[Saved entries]
%%

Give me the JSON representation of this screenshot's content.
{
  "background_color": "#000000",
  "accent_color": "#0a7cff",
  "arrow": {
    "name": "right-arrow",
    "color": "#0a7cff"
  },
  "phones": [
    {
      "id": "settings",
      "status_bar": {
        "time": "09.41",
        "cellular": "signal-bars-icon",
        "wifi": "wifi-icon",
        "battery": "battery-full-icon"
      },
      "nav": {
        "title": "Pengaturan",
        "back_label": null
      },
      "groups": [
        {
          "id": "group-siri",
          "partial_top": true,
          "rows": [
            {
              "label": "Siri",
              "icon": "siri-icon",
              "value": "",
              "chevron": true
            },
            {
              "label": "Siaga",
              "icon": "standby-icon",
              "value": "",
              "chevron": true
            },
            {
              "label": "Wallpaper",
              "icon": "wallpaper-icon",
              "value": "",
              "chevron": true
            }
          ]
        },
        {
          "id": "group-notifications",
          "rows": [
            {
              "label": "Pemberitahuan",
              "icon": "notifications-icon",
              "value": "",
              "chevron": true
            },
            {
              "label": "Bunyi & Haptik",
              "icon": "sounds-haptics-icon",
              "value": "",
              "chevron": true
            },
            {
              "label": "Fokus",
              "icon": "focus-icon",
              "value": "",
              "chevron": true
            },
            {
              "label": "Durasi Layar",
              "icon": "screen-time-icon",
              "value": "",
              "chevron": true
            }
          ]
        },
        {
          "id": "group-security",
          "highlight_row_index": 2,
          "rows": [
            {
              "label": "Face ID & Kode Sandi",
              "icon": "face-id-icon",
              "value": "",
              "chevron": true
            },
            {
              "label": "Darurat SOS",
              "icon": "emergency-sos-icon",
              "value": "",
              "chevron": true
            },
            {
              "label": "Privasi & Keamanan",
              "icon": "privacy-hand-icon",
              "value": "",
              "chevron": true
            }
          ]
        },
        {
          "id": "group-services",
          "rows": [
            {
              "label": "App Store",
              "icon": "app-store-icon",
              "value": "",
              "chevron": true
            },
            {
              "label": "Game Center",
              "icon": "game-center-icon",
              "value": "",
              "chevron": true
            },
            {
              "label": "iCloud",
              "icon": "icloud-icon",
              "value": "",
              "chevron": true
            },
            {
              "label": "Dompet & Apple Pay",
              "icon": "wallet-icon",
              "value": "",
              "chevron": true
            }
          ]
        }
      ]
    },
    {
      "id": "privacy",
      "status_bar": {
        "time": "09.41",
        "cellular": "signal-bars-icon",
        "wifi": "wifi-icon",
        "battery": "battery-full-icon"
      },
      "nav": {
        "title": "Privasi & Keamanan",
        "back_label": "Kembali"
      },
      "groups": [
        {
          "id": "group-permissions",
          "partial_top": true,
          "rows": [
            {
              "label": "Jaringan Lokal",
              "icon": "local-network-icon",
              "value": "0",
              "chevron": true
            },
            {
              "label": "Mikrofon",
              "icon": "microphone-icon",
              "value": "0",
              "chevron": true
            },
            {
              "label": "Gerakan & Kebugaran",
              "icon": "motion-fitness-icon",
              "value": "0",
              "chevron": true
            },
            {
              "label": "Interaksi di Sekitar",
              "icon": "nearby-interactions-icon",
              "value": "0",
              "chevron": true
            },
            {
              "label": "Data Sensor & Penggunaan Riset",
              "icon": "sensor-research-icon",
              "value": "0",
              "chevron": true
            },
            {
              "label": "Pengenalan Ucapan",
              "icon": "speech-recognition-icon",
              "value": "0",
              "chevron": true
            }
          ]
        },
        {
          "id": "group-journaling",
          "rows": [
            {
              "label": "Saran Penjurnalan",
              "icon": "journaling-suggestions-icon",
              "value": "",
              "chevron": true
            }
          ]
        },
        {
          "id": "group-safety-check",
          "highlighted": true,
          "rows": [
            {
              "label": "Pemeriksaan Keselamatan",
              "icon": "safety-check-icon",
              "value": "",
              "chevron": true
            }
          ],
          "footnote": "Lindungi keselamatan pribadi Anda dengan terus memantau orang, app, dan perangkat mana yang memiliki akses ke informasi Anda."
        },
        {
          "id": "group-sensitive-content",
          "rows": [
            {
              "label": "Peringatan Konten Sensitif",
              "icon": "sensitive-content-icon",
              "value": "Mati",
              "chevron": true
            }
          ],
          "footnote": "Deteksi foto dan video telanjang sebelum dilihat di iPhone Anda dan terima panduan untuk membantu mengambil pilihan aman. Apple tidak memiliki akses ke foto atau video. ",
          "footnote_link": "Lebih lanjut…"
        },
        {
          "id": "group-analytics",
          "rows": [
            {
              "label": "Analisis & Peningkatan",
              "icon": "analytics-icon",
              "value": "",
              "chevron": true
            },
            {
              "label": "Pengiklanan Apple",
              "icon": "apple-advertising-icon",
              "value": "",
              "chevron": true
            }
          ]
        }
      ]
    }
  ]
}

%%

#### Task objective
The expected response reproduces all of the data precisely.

#### Response area
Give me the JSON representation of this screenshot's content.
{
  "background_color": "#000000",
  "accent_color": "#0a7cff",
  "arrow": {
    "name": "right-arrow",
    "color": "#0a7cff"
  },
  "phones": [
    {
      "id": "settings",
      "status_bar": {
        "time": "09.41",
        "cellular": "signal-bars-icon",
        "wifi": "wifi-icon",
        "battery": "battery-full-icon"
      },
      "nav": {
        "title": "Pengaturan",
        "back_label": null
      },
      "groups": [
        {
          "id": "group-siri",
          "partial_top": true,
          "rows": [
            {
              "label": "Siri",
              "icon": "siri-icon",
              "value": "",
              "chevron": true
            },
            {
              "label": "Siaga",
              "icon": "standby-icon",
              "value": "",
              "chevron": true
            },
            {
              "label": "Wallpaper",
              "icon": "wallpaper-icon",
              "value": "",
              "chevron": true
            }
          ]
        },
        {
          "id": "group-notifications",
          "rows": [
            {
              "label": "Pemberitahuan",
              "icon": "notifications-icon",
              "value": "",
              "chevron": true
            },
            {
              "label": "Bunyi & Haptik",
              "icon": "sounds-haptics-icon",
              "value": "",
              "chevron": true
            },
            {
              "label": "Fokus",
              "icon": "focus-icon",
              "value": "",
              "chevron": true
            },
            {
              "label": "Durasi Layar",
              "icon": "screen-time-icon",
              "value": "",
              "chevron": true
            }
          ]
        },
        {
          "id": "group-security",
          "highlight_row_index": 2,
          "rows": [
            {
              "label": "Face ID & Kode Sandi",
              "icon": "face-id-icon",
              "value": "",
              "chevron": true
            },
            {
              "label": "Darurat SOS",
              "icon": "emergency-sos-icon",
              "value": "",
              "chevron": true
            },
            {
              "label": "Privasi & Keamanan",
              "icon": "privacy-hand-icon",
              "value": "",
              "chevron": true
            }
          ]
        },
        {
          "id": "group-services",
          "rows": [
            {
              "label": "App Store",
              "icon": "app-store-icon",
              "value": "",
              "chevron": true
            },
            {
              "label": "Game Center",
              "icon": "game-center-icon",
              "value": "",
              "chevron": true
            },
            {
              "label": "iCloud",
              "icon": "icloud-icon",
              "value": "",
              "chevron": true
            },
            {
              "label": "Dompet & Apple Pay",
              "icon": "wallet-icon",
              "value": "",
              "chevron": true
            }
          ]
        }
      ]
    },
    {
      "id": "privacy",
      "status_bar": {
        "time": "09.41",
        "cellular": "signal-bars-icon",
        "wifi": "wifi-icon",
        "battery": "battery-full-icon"
      },
      "nav": {
        "title": "Privasi & Keamanan",
        "back_label": "Kembali"
      },
      "groups": [
        {
          "id": "group-permissions",
          "partial_top": true,
          "rows": [
            {
              "label": "Jaringan Lokal",
              "icon": "local-network-icon",
              "value": "0",
              "chevron": true
            },
            {
              "label": "Mikrofon",
              "icon": "microphone-icon",
              "value": "0",
              "chevron": true
            },
            {
              "label": "Gerakan & Kebugaran",
              "icon": "motion-fitness-icon",
              "value": "0",
              "chevron": true
            },
            {
              "label": "Interaksi di Sekitar",
              "icon": "nearby-interactions-icon",
              "value": "0",
              "chevron": true
            },
            {
              "label": "Data Sensor & Penggunaan Riset",
              "icon": "sensor-research-icon",
              "value": "0",
              "chevron": true
            },
            {
              "label": "Pengenalan Ucapan",
              "icon": "speech-recognition-icon",
              "value": "0",
              "chevron": true
            }
          ]
        },
        {
          "id": "group-journaling",
          "rows": [
            {
              "label": "Saran Penjurnalan",
              "icon": "journaling-suggestions-icon",
              "value": "",
              "chevron": true
            }
          ]
        },
        {
          "id": "group-safety-check",
          "highlighted": true,
          "rows": [
            {
              "label": "Pemeriksaan Keselamatan",
              "icon": "safety-check-icon",
              "value": "",
              "chevron": true
            }
          ],
          "footnote": "Lindungi keselamatan pribadi Anda dengan terus memantau orang, app, dan perangkat mana yang memiliki akses ke informasi Anda."
        },
        {
          "id": "group-sensitive-content",
          "rows": [
            {
              "label": "Peringatan Konten Sensitif",
              "icon": "sensitive-content-icon",
              "value": "Mati",
              "chevron": true
            }
          ],
          "footnote": "Deteksi foto dan video telanjang sebelum dilihat di iPhone Anda dan terima panduan untuk membantu mengambil pilihan aman. Apple tidak memiliki akses ke foto atau video. ",
          "footnote_link": "Lebih lanjut…"
        },
        {
          "id": "group-analytics",
          "rows": [
            {
              "label": "Analisis & Peningkatan",
              "icon": "analytics-icon",
              "value": "",
              "chevron": true
            },
            {
              "label": "Pengiklanan Apple",
              "icon": "apple-advertising-icon",
              "value": "",
              "chevron": true
            }
          ]
        }
      ]
    }
  ]
}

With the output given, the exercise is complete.